| THE TASK |
Within the entries that follow, show each line where the word "Change" occurs.

DATA SUPPLIED Block Start

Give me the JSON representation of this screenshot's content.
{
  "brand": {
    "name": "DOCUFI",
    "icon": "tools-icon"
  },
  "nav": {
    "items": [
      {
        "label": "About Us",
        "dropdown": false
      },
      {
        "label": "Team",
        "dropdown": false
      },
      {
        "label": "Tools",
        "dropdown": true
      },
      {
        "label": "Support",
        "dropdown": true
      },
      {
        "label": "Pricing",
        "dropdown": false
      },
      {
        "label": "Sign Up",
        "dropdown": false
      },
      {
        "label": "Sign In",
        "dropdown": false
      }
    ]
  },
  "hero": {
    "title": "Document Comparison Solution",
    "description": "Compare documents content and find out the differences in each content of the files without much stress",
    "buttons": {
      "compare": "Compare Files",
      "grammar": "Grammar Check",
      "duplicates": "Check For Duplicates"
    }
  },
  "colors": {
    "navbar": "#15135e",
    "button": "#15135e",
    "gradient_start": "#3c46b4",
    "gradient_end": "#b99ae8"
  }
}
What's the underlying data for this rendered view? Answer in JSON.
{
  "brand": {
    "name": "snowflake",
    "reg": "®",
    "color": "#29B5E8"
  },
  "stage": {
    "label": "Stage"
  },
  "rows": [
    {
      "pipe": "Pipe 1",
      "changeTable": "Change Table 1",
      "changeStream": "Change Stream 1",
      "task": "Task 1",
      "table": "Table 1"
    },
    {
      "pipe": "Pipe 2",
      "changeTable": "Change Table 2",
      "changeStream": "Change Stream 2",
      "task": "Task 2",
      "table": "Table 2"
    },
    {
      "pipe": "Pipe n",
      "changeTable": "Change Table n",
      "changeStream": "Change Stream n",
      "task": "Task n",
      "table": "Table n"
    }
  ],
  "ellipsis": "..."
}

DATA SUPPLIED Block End

| WRITTEN SOLUTION |
      "changeTable": "Change Table 1",
      "changeStream": "Change Stream 1",
      "changeTable": "Change Table 2",
      "changeStream": "Change Stream 2",
      "changeTable": "Change Table n",
      "changeStream": "Change Stream n",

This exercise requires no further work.